DATA EXTRACT section start

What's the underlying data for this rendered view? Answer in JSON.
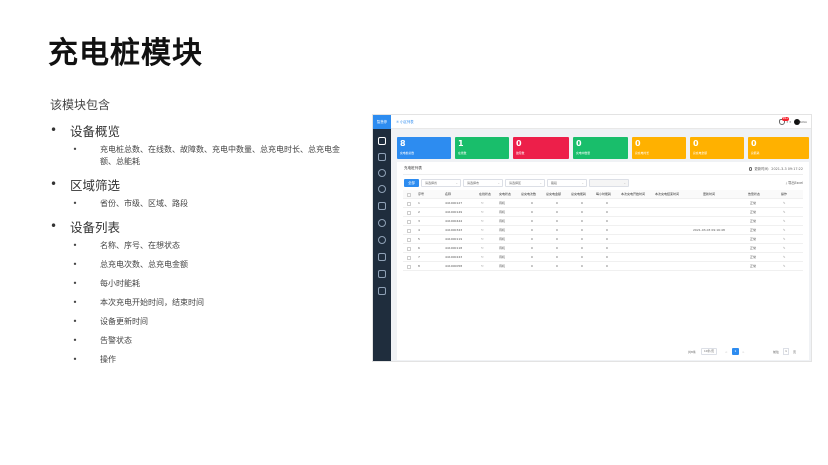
{
  "slide": {
    "title": "充电桩模块",
    "intro": "该模块包含",
    "sections": [
      {
        "heading": "设备概览",
        "items": [
          "充电桩总数、在线数、故障数、充电中数量、总充电时长、总充电金额、总能耗"
        ]
      },
      {
        "heading": "区域筛选",
        "items": [
          "省份、市级、区域、路段"
        ]
      },
      {
        "heading": "设备列表",
        "items": [
          "名称、序号、在想状态",
          "总充电次数、总充电金额",
          "每小时能耗",
          "本次充电开始时间，结束时间",
          "设备更新时间",
          "告警状态",
          "操作"
        ]
      }
    ]
  },
  "app": {
    "logo": "智慧停",
    "breadcrumb": "⑦ 小区列表",
    "badge": "99+",
    "user_extra": "3 3",
    "user_name": "admin",
    "cards": [
      {
        "num": "8",
        "label": "充电桩总数",
        "color": "#2d8cf0"
      },
      {
        "num": "1",
        "label": "在线数",
        "color": "#19be6b"
      },
      {
        "num": "0",
        "label": "故障数",
        "color": "#ed1f4a"
      },
      {
        "num": "0",
        "label": "充电中数量",
        "color": "#19be6b"
      },
      {
        "num": "0",
        "label": "总充电时长",
        "color": "#ffb100"
      },
      {
        "num": "0",
        "label": "总充电金额",
        "color": "#ffb100"
      },
      {
        "num": "0",
        "label": "总能耗",
        "color": "#ffb100"
      }
    ],
    "panel_title": "充电桩列表",
    "refresh": "更新时间：2021-3-3 09:17:22",
    "filter_tag": "全部",
    "filters": [
      "请选择省",
      "请选择市",
      "请选择区",
      "路段",
      ""
    ],
    "export_label": "导出Excel",
    "columns": [
      "序号",
      "名称",
      "在线状态",
      "充电状态",
      "总充电次数",
      "总充电金额",
      "总充电能耗",
      "每小时能耗",
      "本次充电开始时间",
      "本次充电结束时间",
      "更新时间",
      "告警状态",
      "操作"
    ],
    "rows": [
      {
        "no": "1",
        "name": "441000127",
        "online": "",
        "status": "待机",
        "times": "0",
        "money": "0",
        "energy": "0",
        "hourly": "0",
        "start": "",
        "end": "",
        "update": "",
        "alarm": "正常",
        "op": ""
      },
      {
        "no": "2",
        "name": "441000149",
        "online": "",
        "status": "待机",
        "times": "0",
        "money": "0",
        "energy": "0",
        "hourly": "0",
        "start": "",
        "end": "",
        "update": "",
        "alarm": "正常",
        "op": ""
      },
      {
        "no": "3",
        "name": "441000444",
        "online": "",
        "status": "待机",
        "times": "0",
        "money": "0",
        "energy": "0",
        "hourly": "0",
        "start": "",
        "end": "",
        "update": "",
        "alarm": "正常",
        "op": ""
      },
      {
        "no": "4",
        "name": "441000343",
        "online": "",
        "status": "待机",
        "times": "0",
        "money": "0",
        "energy": "0",
        "hourly": "0",
        "start": "",
        "end": "",
        "update": "2021-03-03 09:16:48",
        "alarm": "正常",
        "op": ""
      },
      {
        "no": "5",
        "name": "441000119",
        "online": "",
        "status": "待机",
        "times": "0",
        "money": "0",
        "energy": "0",
        "hourly": "0",
        "start": "",
        "end": "",
        "update": "",
        "alarm": "正常",
        "op": ""
      },
      {
        "no": "6",
        "name": "441000118",
        "online": "",
        "status": "待机",
        "times": "0",
        "money": "0",
        "energy": "0",
        "hourly": "0",
        "start": "",
        "end": "",
        "update": "",
        "alarm": "正常",
        "op": ""
      },
      {
        "no": "7",
        "name": "441000243",
        "online": "",
        "status": "待机",
        "times": "0",
        "money": "0",
        "energy": "0",
        "hourly": "0",
        "start": "",
        "end": "",
        "update": "",
        "alarm": "正常",
        "op": ""
      },
      {
        "no": "8",
        "name": "441000058",
        "online": "",
        "status": "待机",
        "times": "0",
        "money": "0",
        "energy": "0",
        "hourly": "0",
        "start": "",
        "end": "",
        "update": "",
        "alarm": "正常",
        "op": ""
      }
    ],
    "pager": {
      "total": "共8条",
      "size": "10条/页",
      "prev": "<",
      "current": "1",
      "next": ">",
      "goto": "前往",
      "page": "1",
      "suffix": "页"
    },
    "nav_icons": [
      "document-icon",
      "parking-icon",
      "settings-icon",
      "settings-icon",
      "monitor-icon",
      "clock-icon",
      "pie-chart-icon",
      "camera-icon",
      "lightning-icon",
      "layers-icon"
    ]
  }
}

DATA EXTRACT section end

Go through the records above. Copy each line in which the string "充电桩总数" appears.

• _RESPONSE_:
          "充电桩总数、在线数、故障数、充电中数量、总充电时长、总充电金额、总能耗"
        "label": "充电桩总数",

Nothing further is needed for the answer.